Unlike other smart diapers we've seen that useor to communicate valuable biological information that can be gleaned from analyzing urine, a team of students at UC Riverside has come up with a much simpler method to do the same thing.
They've built a pad that goes in the bottom of the diaper and changes color when the wearer is dehydrated or suffering from a bacterial infection.
When urine hits the pad, it is funneled to two different sensors that work in a similar fashion to urine test strips. The first sensor is infused with a chemical known as Bromophenol Blue that turns yellow if the urine is acidic, an indicator of dehydration. The second sensor contains something known as a Griess reagent that turns pink if nitrites are present in the urine, which could indicate a bacterial infection.
Because the pad, which measures 2x5 inches, doesn't rely on electronics, is easy to interpret, and costs only 34 cents to make, the students who invented the Diaper Detective think it could have applications in developing countries. "The beauty of this is that it solves a huge problem with simplicity," Veronica Boulos, one of the team members, told UCR Today.

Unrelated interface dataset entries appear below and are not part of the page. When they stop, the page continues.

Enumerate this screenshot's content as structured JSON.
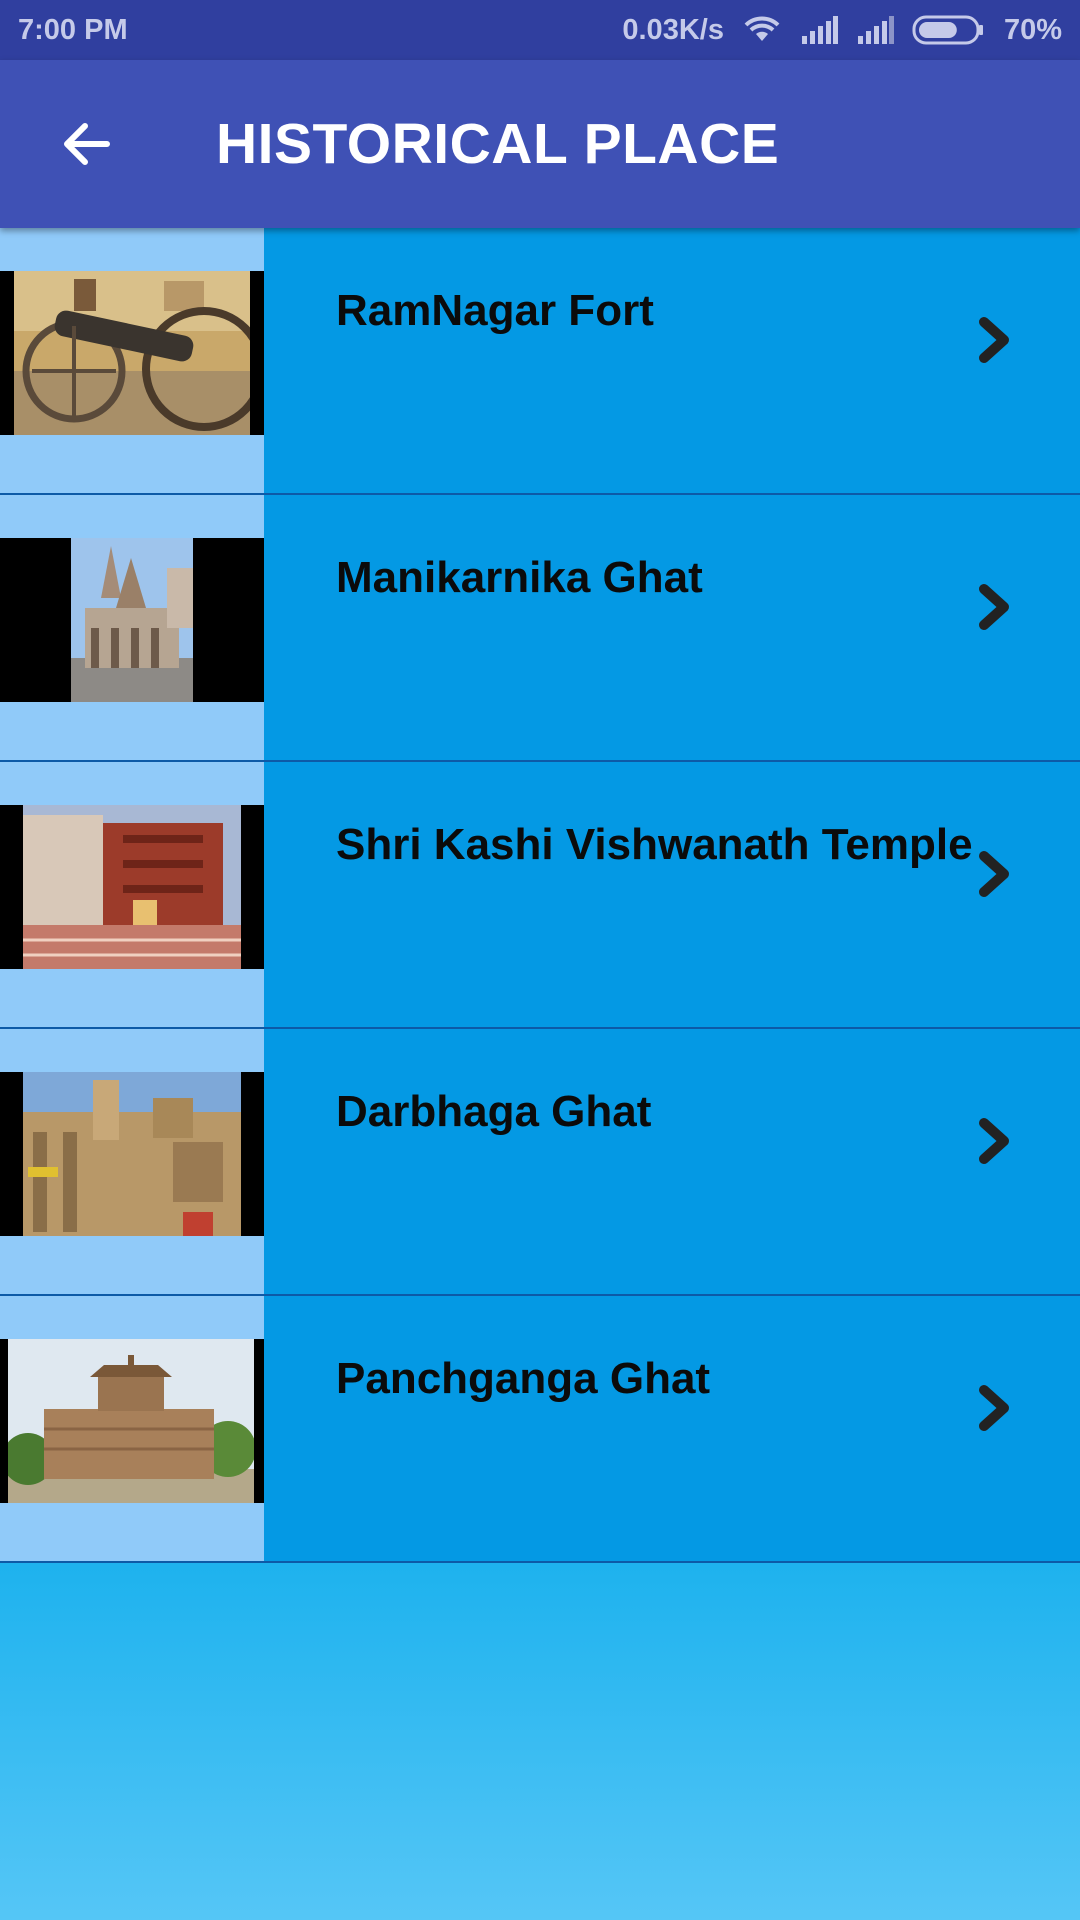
{
  "status_bar": {
    "time": "7:00 PM",
    "speed": "0.03K/s",
    "battery": "70%",
    "battery_level": 0.7,
    "icons": [
      "wifi-icon",
      "signal-icon",
      "signal-icon",
      "battery-icon"
    ]
  },
  "app_bar": {
    "title": "HISTORICAL PLACE",
    "back_icon": "arrow-back-icon"
  },
  "places": [
    {
      "name": "RamNagar Fort",
      "thumb": "cannon photo"
    },
    {
      "name": "Manikarnika Ghat",
      "thumb": "temple photo"
    },
    {
      "name": "Shri Kashi Vishwanath Temple",
      "thumb": "ghat building photo"
    },
    {
      "name": "Darbhaga Ghat",
      "thumb": "palace photo"
    },
    {
      "name": "Panchganga Ghat",
      "thumb": "pavilion photo"
    }
  ],
  "colors": {
    "status_bar": "#303f9f",
    "app_bar": "#3f51b5",
    "row_content": "#0499e4",
    "thumb_column": "#90caf9",
    "background": "#1db2ee"
  }
}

The creators also say that the indicators in the pad could be customized depending on the particular health needs of a region. "For example, if a region had a history of child mortality caused by kidney complications, the device can be modified to detect excess proteins in the urine," reads a paper about the invention sent to CNET. "This will result in a potential expansion of the diagnostic market available to developing countries." The pad can be used in diapers meant for both infants and adults.
The patent-pending Diaper Detective won a $10,000 third-place award in a competition hosted by the National Institute of Biomedical Imaging and Bioengineering. "It would be great if we could see it commercialized and on shelves in stores," Boulos told the Los Angeles affiliate of CBS News.